_PROBLEM STATEMENT:_
Go line by line through the records below. Copy whichever lines contain the string "JSON".

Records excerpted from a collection

——

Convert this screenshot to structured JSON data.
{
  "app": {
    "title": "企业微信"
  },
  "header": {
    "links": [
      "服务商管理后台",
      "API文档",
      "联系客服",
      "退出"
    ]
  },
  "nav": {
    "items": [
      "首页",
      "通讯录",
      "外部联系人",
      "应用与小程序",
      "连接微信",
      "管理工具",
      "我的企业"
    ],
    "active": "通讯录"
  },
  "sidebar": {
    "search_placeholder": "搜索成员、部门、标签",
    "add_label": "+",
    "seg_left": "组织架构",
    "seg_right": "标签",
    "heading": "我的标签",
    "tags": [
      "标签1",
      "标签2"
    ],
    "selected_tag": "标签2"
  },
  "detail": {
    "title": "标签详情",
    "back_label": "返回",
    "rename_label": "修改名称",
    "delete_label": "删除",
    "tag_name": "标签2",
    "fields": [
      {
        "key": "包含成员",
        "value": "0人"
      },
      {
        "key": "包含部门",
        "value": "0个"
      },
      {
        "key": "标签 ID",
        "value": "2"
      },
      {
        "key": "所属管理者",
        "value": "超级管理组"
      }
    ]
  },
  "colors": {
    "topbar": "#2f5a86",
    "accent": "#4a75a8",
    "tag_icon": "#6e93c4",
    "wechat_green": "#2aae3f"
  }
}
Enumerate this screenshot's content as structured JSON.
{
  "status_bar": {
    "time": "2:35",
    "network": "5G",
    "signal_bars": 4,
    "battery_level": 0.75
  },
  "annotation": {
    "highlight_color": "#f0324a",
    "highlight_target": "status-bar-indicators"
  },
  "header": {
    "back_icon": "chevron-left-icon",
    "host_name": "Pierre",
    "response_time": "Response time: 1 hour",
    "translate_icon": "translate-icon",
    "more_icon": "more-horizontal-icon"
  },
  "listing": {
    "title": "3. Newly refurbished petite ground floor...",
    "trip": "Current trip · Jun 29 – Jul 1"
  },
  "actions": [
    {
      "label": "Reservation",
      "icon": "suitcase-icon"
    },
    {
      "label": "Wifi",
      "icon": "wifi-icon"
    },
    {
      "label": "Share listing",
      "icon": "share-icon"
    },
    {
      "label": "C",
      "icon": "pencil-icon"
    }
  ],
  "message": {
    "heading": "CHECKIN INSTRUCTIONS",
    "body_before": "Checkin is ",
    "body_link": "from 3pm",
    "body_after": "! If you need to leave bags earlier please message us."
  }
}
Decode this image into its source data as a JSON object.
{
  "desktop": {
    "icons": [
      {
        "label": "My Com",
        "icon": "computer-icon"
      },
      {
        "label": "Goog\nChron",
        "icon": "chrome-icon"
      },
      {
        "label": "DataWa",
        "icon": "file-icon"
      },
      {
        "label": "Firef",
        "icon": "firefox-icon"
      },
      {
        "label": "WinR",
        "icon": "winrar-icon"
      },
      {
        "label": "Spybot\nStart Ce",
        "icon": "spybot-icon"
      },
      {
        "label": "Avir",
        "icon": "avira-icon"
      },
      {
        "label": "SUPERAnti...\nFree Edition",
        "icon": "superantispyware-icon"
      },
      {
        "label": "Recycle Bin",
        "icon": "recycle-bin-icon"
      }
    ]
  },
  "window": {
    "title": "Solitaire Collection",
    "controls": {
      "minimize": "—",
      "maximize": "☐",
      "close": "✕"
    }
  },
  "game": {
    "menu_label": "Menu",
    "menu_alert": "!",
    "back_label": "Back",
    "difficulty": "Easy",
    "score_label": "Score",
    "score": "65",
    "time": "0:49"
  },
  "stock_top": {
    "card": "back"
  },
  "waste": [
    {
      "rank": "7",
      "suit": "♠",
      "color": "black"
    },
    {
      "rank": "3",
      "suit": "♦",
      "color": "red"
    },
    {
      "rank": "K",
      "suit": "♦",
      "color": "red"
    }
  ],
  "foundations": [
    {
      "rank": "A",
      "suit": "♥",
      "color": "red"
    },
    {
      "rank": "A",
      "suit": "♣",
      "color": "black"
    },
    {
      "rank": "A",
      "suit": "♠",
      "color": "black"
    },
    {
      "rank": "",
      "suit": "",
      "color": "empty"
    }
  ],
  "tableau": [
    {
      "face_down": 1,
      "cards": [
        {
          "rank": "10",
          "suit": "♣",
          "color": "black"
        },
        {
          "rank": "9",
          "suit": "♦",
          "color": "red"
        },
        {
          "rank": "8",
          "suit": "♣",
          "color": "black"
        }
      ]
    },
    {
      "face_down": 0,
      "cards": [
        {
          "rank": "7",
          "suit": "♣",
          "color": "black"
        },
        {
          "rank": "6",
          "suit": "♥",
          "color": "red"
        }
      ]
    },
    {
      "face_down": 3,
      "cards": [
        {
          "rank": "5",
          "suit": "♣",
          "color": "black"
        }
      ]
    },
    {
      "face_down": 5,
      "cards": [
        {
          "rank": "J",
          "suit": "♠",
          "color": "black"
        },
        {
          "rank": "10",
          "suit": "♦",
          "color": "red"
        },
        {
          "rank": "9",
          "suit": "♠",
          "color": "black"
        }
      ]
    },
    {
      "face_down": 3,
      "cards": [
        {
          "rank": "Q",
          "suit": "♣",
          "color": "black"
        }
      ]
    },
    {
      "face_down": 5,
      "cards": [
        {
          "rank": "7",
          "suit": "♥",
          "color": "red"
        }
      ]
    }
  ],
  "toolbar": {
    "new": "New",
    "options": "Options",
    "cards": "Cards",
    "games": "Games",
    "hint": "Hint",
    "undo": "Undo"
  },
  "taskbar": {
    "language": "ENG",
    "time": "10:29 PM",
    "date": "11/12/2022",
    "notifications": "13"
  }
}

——

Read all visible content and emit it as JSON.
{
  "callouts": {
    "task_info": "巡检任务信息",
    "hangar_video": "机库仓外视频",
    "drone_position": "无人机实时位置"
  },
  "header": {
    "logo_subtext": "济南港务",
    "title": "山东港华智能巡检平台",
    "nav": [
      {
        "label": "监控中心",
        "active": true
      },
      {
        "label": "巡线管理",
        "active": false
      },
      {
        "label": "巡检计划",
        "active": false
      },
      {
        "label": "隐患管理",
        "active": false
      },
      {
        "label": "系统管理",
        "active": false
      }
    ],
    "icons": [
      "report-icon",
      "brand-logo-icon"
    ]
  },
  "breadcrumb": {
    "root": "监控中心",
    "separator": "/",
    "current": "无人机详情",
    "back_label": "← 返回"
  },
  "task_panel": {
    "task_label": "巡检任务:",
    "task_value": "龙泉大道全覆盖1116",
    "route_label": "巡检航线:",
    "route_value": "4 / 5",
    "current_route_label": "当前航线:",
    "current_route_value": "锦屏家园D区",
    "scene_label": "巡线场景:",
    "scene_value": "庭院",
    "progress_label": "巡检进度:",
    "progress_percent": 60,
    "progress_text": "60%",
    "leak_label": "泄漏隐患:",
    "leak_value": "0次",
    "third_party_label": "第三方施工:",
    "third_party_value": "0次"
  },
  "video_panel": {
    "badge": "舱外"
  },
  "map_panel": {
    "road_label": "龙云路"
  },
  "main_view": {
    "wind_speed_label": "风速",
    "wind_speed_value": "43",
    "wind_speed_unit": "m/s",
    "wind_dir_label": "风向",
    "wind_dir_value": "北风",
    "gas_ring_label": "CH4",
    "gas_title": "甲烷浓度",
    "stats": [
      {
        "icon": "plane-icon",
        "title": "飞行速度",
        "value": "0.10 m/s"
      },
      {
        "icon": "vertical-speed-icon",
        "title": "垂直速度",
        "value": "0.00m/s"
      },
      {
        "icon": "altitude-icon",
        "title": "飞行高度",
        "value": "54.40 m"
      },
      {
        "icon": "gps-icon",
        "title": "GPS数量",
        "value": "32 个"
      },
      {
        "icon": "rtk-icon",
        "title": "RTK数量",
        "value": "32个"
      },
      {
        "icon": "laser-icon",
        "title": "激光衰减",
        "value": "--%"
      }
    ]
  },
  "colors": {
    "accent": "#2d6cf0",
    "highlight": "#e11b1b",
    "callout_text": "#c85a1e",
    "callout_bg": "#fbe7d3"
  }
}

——

_ANSWER BELOW:_
Convert this screenshot to structured JSON data.
Enumerate this screenshot's content as structured JSON.
Decode this image into its source data as a JSON object.
Read all visible content and emit it as JSON.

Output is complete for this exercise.